_TASK TO COMPLETE:_ Using the data below, copy each line that includes the word "time".

*** THE INPUT ***

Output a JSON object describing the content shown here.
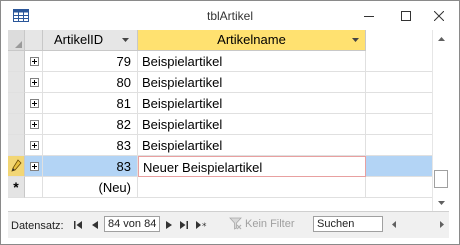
{
  "window": {
    "title": "tblArtikel",
    "icon": "table-icon",
    "controls": [
      "minimize-icon",
      "maximize-icon",
      "close-icon"
    ]
  },
  "grid": {
    "columns": [
      {
        "key": "id",
        "label": "ArtikelID"
      },
      {
        "key": "name",
        "label": "Artikelname"
      }
    ],
    "rows": [
      {
        "id": "79",
        "name": "Beispielartikel"
      },
      {
        "id": "80",
        "name": "Beispielartikel"
      },
      {
        "id": "81",
        "name": "Beispielartikel"
      },
      {
        "id": "82",
        "name": "Beispielartikel"
      },
      {
        "id": "83",
        "name": "Beispielartikel"
      },
      {
        "id": "83",
        "name": "Neuer Beispielartikel",
        "editing": true
      }
    ],
    "new_row": {
      "id": "(Neu)",
      "marker": "*"
    }
  },
  "status": {
    "label": "Datensatz:",
    "record": "84 von 84",
    "filter_label": "Kein Filter",
    "search_placeholder": "Suchen"
  },
  "colors": {
    "header_sort": "#ffe170",
    "current_row": "#b3d4f5",
    "edit_indicator": "#f2d675"
  }
}
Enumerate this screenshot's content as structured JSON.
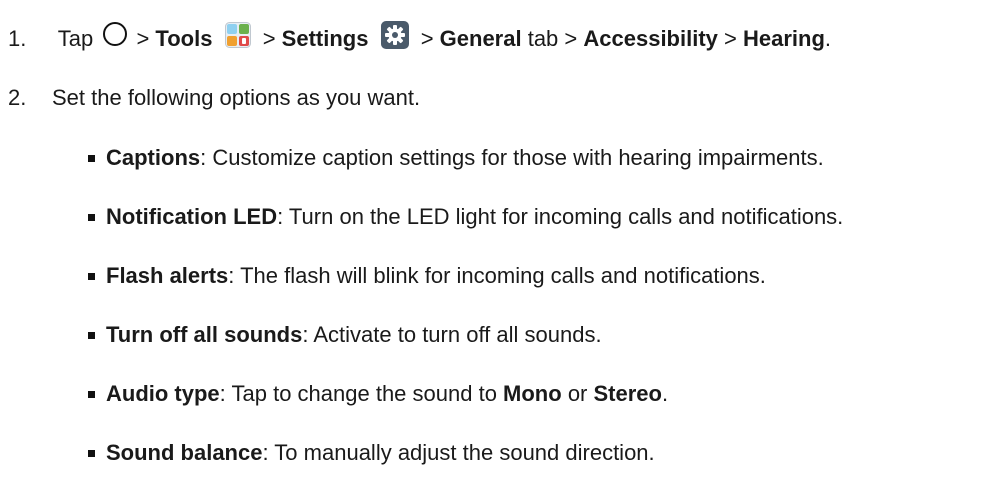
{
  "step1": {
    "number": "1.",
    "text_tap": "Tap",
    "sep1": ">",
    "tools": "Tools",
    "sep2": ">",
    "settings": "Settings",
    "sep3": ">",
    "general": "General",
    "text_tab": "tab",
    "sep4": ">",
    "accessibility": "Accessibility",
    "sep5": ">",
    "hearing": "Hearing",
    "end": ".",
    "icons": [
      "home-circle-icon",
      "tools-folder-icon",
      "settings-gear-icon"
    ]
  },
  "step2": {
    "number": "2.",
    "text": "Set the following options as you want."
  },
  "options": [
    {
      "term": "Captions",
      "desc": ": Customize caption settings for those with hearing impairments."
    },
    {
      "term": "Notification LED",
      "desc": ": Turn on the LED light for incoming calls and notifications."
    },
    {
      "term": "Flash alerts",
      "desc": ": The flash will blink for incoming calls and notifications."
    },
    {
      "term": "Turn off all sounds",
      "desc": ": Activate to turn off all sounds."
    },
    {
      "term": "Audio type",
      "desc_a": ": Tap to change the sound to ",
      "mono": "Mono",
      "or": " or ",
      "stereo": "Stereo",
      "end": "."
    },
    {
      "term": "Sound balance",
      "desc": ": To manually adjust the sound direction."
    }
  ],
  "colors": {
    "text": "#1a1a1a",
    "tools_icon_tiles": [
      "#8fd0f0",
      "#f0a030",
      "#e04a4a",
      "#6ab04c"
    ],
    "settings_icon_bg": "#4a5a6a"
  }
}
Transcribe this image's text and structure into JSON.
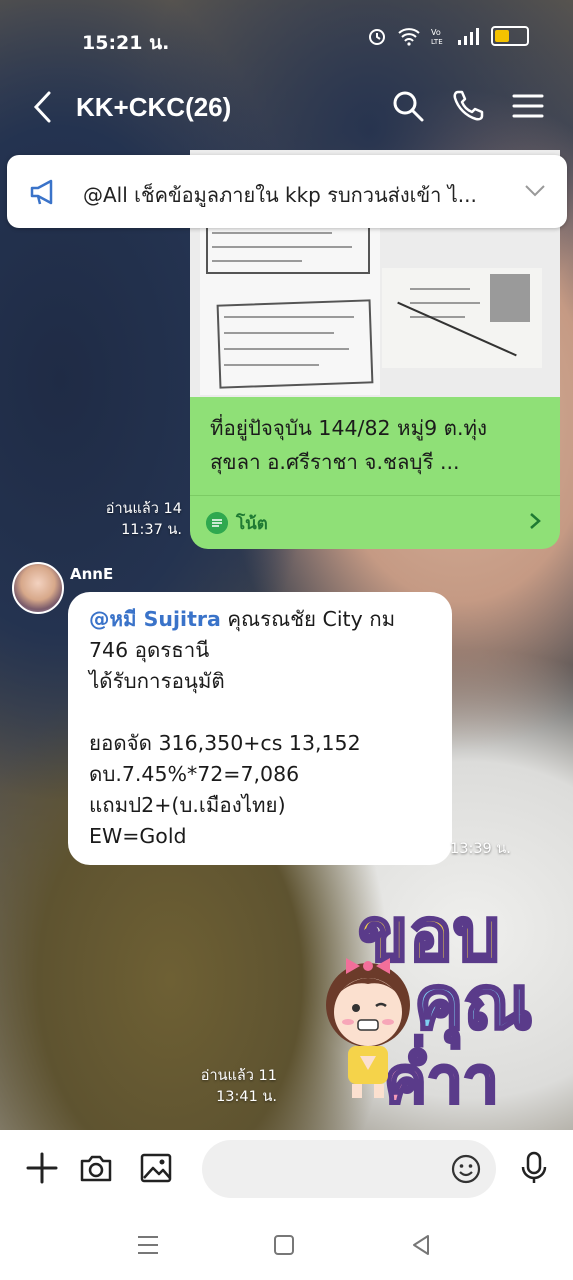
{
  "status_bar": {
    "time": "15:21 น.",
    "battery_color": "#f4c200"
  },
  "header": {
    "title": "KK+CKC(26)"
  },
  "announcement": {
    "text": "@All  เช็คข้อมูลภายใน kkp รบกวนส่งเข้า ไ..."
  },
  "note_message": {
    "line1": "ที่อยู่ปัจจุบัน 144/82 หมู่9 ต.ทุ่ง",
    "line2": "สุขลา อ.ศรีราชา จ.ชลบุรี ...",
    "label": "โน้ต",
    "read": "อ่านแล้ว 14",
    "time": "11:37 น."
  },
  "incoming_message": {
    "sender": "AnnE",
    "mention": "@หมี Sujitra",
    "line1_rest": " คุณรณชัย City กม",
    "line2": "746 อุดรธานี",
    "line3": "ได้รับการอนุมัติ",
    "line4": "ยอดจัด 316,350+cs 13,152",
    "line5": "ดบ.7.45%*72=7,086",
    "line6": "แถมป2+(บ.เมืองไทย)",
    "line7": "EW=Gold",
    "time": "13:39 น."
  },
  "sticker_message": {
    "line1": "ขอบ",
    "line2": "คุณ",
    "line3": "ค่ำา",
    "read": "อ่านแล้ว 11",
    "time": "13:41 น."
  },
  "colors": {
    "note_bubble": "#8fe077",
    "mention": "#3a73c9",
    "accent_green": "#2fa84f"
  }
}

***

_EXERCISE OUTPUT:_
    "time": "15:21 น.",
    "time": "11:37 น."
    "time": "13:39 น."
    "time": "13:41 น."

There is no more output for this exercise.